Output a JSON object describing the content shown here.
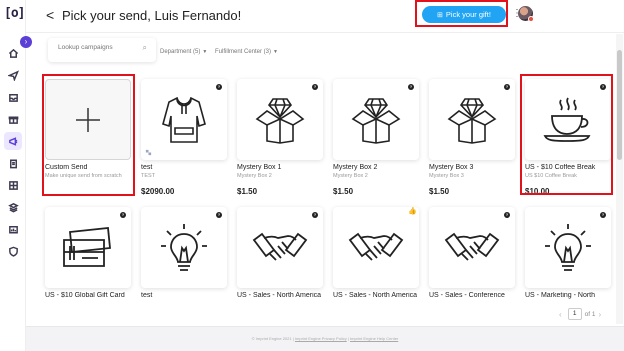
{
  "app": {
    "logo": "[o]"
  },
  "header": {
    "back_glyph": "<",
    "title": "Pick your send, Luis Fernando!",
    "gift_button": "Pick your gift!",
    "gift_icon": "gift-icon",
    "menu_glyph": "⋮"
  },
  "sidebar": {
    "collapse_glyph": "›",
    "items": [
      {
        "icon": "home-icon",
        "active": false
      },
      {
        "icon": "send-icon",
        "active": false
      },
      {
        "icon": "inbox-icon",
        "active": false
      },
      {
        "icon": "gift-box-icon",
        "active": false
      },
      {
        "icon": "campaign-icon",
        "active": true
      },
      {
        "icon": "clipboard-icon",
        "active": false
      },
      {
        "icon": "grid-icon",
        "active": false
      },
      {
        "icon": "stack-icon",
        "active": false
      },
      {
        "icon": "dashboard-icon",
        "active": false
      },
      {
        "icon": "shield-icon",
        "active": false
      }
    ]
  },
  "filters": {
    "search_placeholder": "Lookup campaigns",
    "department_label": "Department (5)",
    "fulfillment_label": "Fulfillment Center (3)"
  },
  "cards_row1": [
    {
      "title": "Custom Send",
      "subtitle": "Make unique send from scratch",
      "price": "",
      "icon": "plus-icon"
    },
    {
      "title": "test",
      "subtitle": "TEST",
      "price": "$2090.00",
      "icon": "hoodie-icon"
    },
    {
      "title": "Mystery Box 1",
      "subtitle": "Mystery Box 2",
      "price": "$1.50",
      "icon": "mystery-box-icon"
    },
    {
      "title": "Mystery Box 2",
      "subtitle": "Mystery Box 2",
      "price": "$1.50",
      "icon": "mystery-box-icon"
    },
    {
      "title": "Mystery Box 3",
      "subtitle": "Mystery Box 3",
      "price": "$1.50",
      "icon": "mystery-box-icon"
    },
    {
      "title": "US - $10 Coffee Break",
      "subtitle": "US $10 Coffee Break",
      "price": "$10.00",
      "icon": "coffee-cup-icon"
    }
  ],
  "cards_row2": [
    {
      "title": "US - $10 Global Gift Card",
      "icon": "gift-card-icon"
    },
    {
      "title": "test",
      "icon": "lightbulb-icon"
    },
    {
      "title": "US - Sales - North America",
      "icon": "handshake-icon"
    },
    {
      "title": "US - Sales - North America",
      "icon": "handshake-icon"
    },
    {
      "title": "US - Sales - Conference",
      "icon": "handshake-icon"
    },
    {
      "title": "US - Marketing - North",
      "icon": "lightbulb-icon"
    }
  ],
  "pagination": {
    "current": "1",
    "of_label": "of 1",
    "prev": "‹",
    "next": "›"
  },
  "footer": {
    "copyright": "© Imprint Engine 2021",
    "privacy": "Imprint Engine Privacy Policy",
    "help": "Imprint Engine Help Center",
    "separator": "|"
  },
  "colors": {
    "accent": "#5b3fd6",
    "gift_button": "#20a4f3",
    "highlight": "#e1121b"
  }
}
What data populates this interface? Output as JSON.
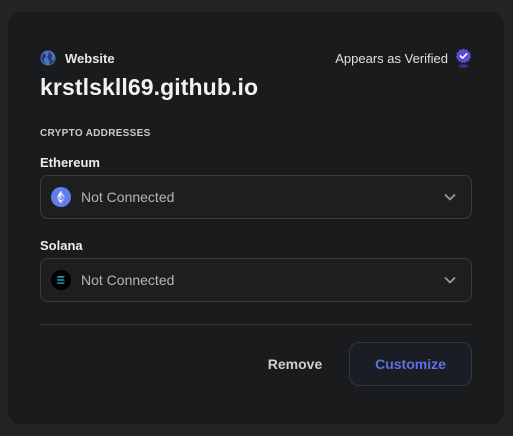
{
  "header": {
    "type_label": "Website",
    "type_icon": "globe-icon",
    "verified_label": "Appears as Verified",
    "verified_icon": "verified-badge-icon"
  },
  "domain": "krstlskll69.github.io",
  "crypto": {
    "section_title": "CRYPTO ADDRESSES",
    "fields": [
      {
        "label": "Ethereum",
        "value": "Not Connected",
        "icon": "ethereum-icon"
      },
      {
        "label": "Solana",
        "value": "Not Connected",
        "icon": "solana-icon"
      }
    ]
  },
  "actions": {
    "remove_label": "Remove",
    "customize_label": "Customize"
  },
  "colors": {
    "accent": "#5b73e4",
    "badge": "#5a4bd8",
    "background": "#191b1d"
  }
}
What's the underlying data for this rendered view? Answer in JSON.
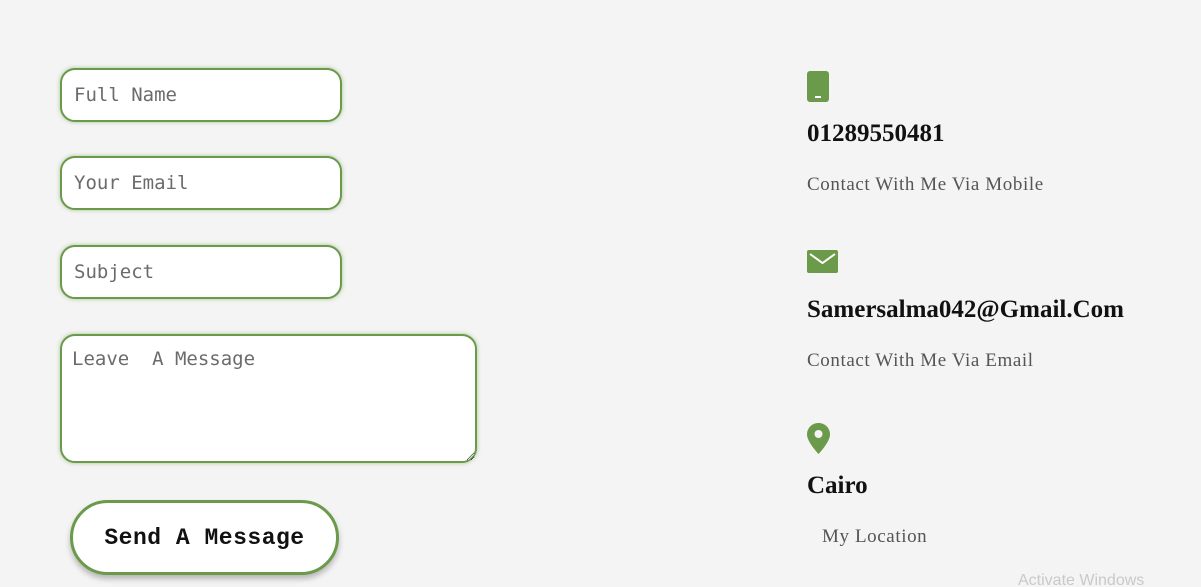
{
  "form": {
    "name_placeholder": "Full Name",
    "email_placeholder": "Your Email",
    "subject_placeholder": "Subject",
    "message_placeholder": "Leave  A Message",
    "send_label": "Send A Message"
  },
  "contact": {
    "phone": {
      "icon": "mobile-phone-icon",
      "title": "01289550481",
      "subtitle": "Contact With Me Via Mobile"
    },
    "email": {
      "icon": "envelope-icon",
      "title": "Samersalma042@Gmail.Com",
      "subtitle": "Contact With Me Via Email"
    },
    "location": {
      "icon": "map-pin-icon",
      "title": "Cairo",
      "subtitle": "My Location"
    }
  },
  "watermark": "Activate Windows",
  "colors": {
    "accent": "#6a9a4a",
    "background": "#f4f4f4",
    "field_background": "#ffffff"
  }
}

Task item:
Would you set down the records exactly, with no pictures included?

Result for this task:
Output a JSON object describing the content shown here.
{
  "app": {
    "logo": "[o]"
  },
  "header": {
    "back_glyph": "<",
    "title": "Pick your send, Luis Fernando!",
    "gift_button": "Pick your gift!",
    "gift_icon": "gift-icon",
    "menu_glyph": "⋮"
  },
  "sidebar": {
    "collapse_glyph": "›",
    "items": [
      {
        "icon": "home-icon",
        "active": false
      },
      {
        "icon": "send-icon",
        "active": false
      },
      {
        "icon": "inbox-icon",
        "active": false
      },
      {
        "icon": "gift-box-icon",
        "active": false
      },
      {
        "icon": "campaign-icon",
        "active": true
      },
      {
        "icon": "clipboard-icon",
        "active": false
      },
      {
        "icon": "grid-icon",
        "active": false
      },
      {
        "icon": "stack-icon",
        "active": false
      },
      {
        "icon": "dashboard-icon",
        "active": false
      },
      {
        "icon": "shield-icon",
        "active": false
      }
    ]
  },
  "filters": {
    "search_placeholder": "Lookup campaigns",
    "department_label": "Department (5)",
    "fulfillment_label": "Fulfillment Center (3)"
  },
  "cards_row1": [
    {
      "title": "Custom Send",
      "subtitle": "Make unique send from scratch",
      "price": "",
      "icon": "plus-icon"
    },
    {
      "title": "test",
      "subtitle": "TEST",
      "price": "$2090.00",
      "icon": "hoodie-icon"
    },
    {
      "title": "Mystery Box 1",
      "subtitle": "Mystery Box 2",
      "price": "$1.50",
      "icon": "mystery-box-icon"
    },
    {
      "title": "Mystery Box 2",
      "subtitle": "Mystery Box 2",
      "price": "$1.50",
      "icon": "mystery-box-icon"
    },
    {
      "title": "Mystery Box 3",
      "subtitle": "Mystery Box 3",
      "price": "$1.50",
      "icon": "mystery-box-icon"
    },
    {
      "title": "US - $10 Coffee Break",
      "subtitle": "US $10 Coffee Break",
      "price": "$10.00",
      "icon": "coffee-cup-icon"
    }
  ],
  "cards_row2": [
    {
      "title": "US - $10 Global Gift Card",
      "icon": "gift-card-icon"
    },
    {
      "title": "test",
      "icon": "lightbulb-icon"
    },
    {
      "title": "US - Sales - North America",
      "icon": "handshake-icon"
    },
    {
      "title": "US - Sales - North America",
      "icon": "handshake-icon"
    },
    {
      "title": "US - Sales - Conference",
      "icon": "handshake-icon"
    },
    {
      "title": "US - Marketing - North",
      "icon": "lightbulb-icon"
    }
  ],
  "pagination": {
    "current": "1",
    "of_label": "of 1",
    "prev": "‹",
    "next": "›"
  },
  "footer": {
    "copyright": "© Imprint Engine 2021",
    "privacy": "Imprint Engine Privacy Policy",
    "help": "Imprint Engine Help Center",
    "separator": "|"
  },
  "colors": {
    "accent": "#5b3fd6",
    "gift_button": "#20a4f3",
    "highlight": "#e1121b"
  }
}
What data populates this interface? Output as JSON.
{
  "header": {
    "type_label": "Website",
    "type_icon": "globe-icon",
    "verified_label": "Appears as Verified",
    "verified_icon": "verified-badge-icon"
  },
  "domain": "krstlskll69.github.io",
  "crypto": {
    "section_title": "CRYPTO ADDRESSES",
    "fields": [
      {
        "label": "Ethereum",
        "value": "Not Connected",
        "icon": "ethereum-icon"
      },
      {
        "label": "Solana",
        "value": "Not Connected",
        "icon": "solana-icon"
      }
    ]
  },
  "actions": {
    "remove_label": "Remove",
    "customize_label": "Customize"
  },
  "colors": {
    "accent": "#5b73e4",
    "badge": "#5a4bd8",
    "background": "#191b1d"
  }
}
What's the underlying data for this rendered view? Answer in JSON.
{
  "form": {
    "name_placeholder": "Full Name",
    "email_placeholder": "Your Email",
    "subject_placeholder": "Subject",
    "message_placeholder": "Leave  A Message",
    "send_label": "Send A Message"
  },
  "contact": {
    "phone": {
      "icon": "mobile-phone-icon",
      "title": "01289550481",
      "subtitle": "Contact With Me Via Mobile"
    },
    "email": {
      "icon": "envelope-icon",
      "title": "Samersalma042@Gmail.Com",
      "subtitle": "Contact With Me Via Email"
    },
    "location": {
      "icon": "map-pin-icon",
      "title": "Cairo",
      "subtitle": "My Location"
    }
  },
  "watermark": "Activate Windows",
  "colors": {
    "accent": "#6a9a4a",
    "background": "#f4f4f4",
    "field_background": "#ffffff"
  }
}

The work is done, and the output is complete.